I don't know if the Ranger 2.8 blocks also have different engine mount bolt patterns. It may be possible to use 2.8 Ranger mounts with the Scorpio 2.9 and not have this problem (when putting into a Ranger).

I have a 4 liter block and will check to see if the 4 liter engine mount pattern matches the Ranger 2.9 pattern. BTW, it is possible to mount a Scorpio 2.9 oil pan to a 4.0 engine if you drill and tap 4 holes in the block. The Scorpio pan clears the 4.0 crank and rods fine.

The Scorpio cam is different from the Ranger cam......Putting a Scorpio cam in a 2.9 Ranger seems to improve high rpm performance. OK, maybe that's NOT what you want with a truck but....

The flexplate and adapter bushing to the torque converter is different but the Ranger parts will bolt to the Scorpio 2.9. If you use a Scorpio flexplate with a Ranger A4LD then the torque converter bolts won't go through the flexplate. Don't ask how I know this....

4.0's and 2.9's share the same oil pump

Scorpio 2.9 exhaust manifolds will bolt to a 4.0 head but the ports are slightly misaligned. Nothing a die grinder won't fix......

9.0: Publication History

Data first compiled in July, 2003.
Draft 0.1 data published on the web August 2005.
Draft 0.2 published September 2005.
Draft 0.3 published October 2005.
Draft 0.4 published June 2006.

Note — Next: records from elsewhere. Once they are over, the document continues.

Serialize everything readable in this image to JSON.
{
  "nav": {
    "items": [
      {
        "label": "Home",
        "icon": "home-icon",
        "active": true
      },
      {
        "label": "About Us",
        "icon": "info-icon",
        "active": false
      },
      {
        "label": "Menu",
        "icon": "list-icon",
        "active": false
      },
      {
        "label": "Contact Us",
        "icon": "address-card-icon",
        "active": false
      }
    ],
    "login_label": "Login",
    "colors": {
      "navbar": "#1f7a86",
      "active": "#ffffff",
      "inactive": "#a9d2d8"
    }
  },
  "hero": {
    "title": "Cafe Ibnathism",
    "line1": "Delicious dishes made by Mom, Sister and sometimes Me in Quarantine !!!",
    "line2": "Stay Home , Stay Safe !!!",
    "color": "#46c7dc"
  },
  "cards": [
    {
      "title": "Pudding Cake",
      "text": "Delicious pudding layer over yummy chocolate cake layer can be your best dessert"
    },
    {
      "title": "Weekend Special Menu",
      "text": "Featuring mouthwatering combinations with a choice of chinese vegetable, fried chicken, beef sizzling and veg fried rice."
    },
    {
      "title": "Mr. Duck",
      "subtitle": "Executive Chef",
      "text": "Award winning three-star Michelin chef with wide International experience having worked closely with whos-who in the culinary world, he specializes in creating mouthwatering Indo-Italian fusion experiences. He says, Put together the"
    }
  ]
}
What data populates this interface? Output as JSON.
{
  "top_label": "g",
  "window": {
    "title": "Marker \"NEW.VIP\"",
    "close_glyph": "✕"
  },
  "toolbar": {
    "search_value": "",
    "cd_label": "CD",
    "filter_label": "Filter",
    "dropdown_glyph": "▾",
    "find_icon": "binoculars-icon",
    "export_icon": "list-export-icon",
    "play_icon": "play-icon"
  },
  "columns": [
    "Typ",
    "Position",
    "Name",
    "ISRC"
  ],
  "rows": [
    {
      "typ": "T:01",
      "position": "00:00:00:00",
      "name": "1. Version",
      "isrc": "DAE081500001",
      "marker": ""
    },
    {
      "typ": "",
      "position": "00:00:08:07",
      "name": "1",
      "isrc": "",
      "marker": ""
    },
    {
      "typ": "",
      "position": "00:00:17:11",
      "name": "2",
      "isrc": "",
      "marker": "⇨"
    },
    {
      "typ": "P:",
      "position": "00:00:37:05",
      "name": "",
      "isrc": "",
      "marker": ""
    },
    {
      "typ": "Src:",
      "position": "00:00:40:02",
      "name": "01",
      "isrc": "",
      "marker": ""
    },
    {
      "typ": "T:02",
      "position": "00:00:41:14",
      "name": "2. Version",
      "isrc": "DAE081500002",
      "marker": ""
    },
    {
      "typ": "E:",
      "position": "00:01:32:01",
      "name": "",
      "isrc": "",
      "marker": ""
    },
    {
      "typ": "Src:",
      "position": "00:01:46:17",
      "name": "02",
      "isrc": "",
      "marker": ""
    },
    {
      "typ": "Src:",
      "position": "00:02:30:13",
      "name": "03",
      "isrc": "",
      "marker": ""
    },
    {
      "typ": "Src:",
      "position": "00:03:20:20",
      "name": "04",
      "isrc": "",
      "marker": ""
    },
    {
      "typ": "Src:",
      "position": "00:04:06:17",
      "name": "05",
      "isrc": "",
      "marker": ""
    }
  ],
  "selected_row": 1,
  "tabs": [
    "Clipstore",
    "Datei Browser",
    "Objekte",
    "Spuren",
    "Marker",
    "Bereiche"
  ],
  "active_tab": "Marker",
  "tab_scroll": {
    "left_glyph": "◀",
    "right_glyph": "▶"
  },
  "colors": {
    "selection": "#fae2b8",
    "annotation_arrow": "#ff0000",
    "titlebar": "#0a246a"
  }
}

10.0: Thanks To.....

Return to the garage
last updated: 4 March 2010
© 2003-2010, all rights reserved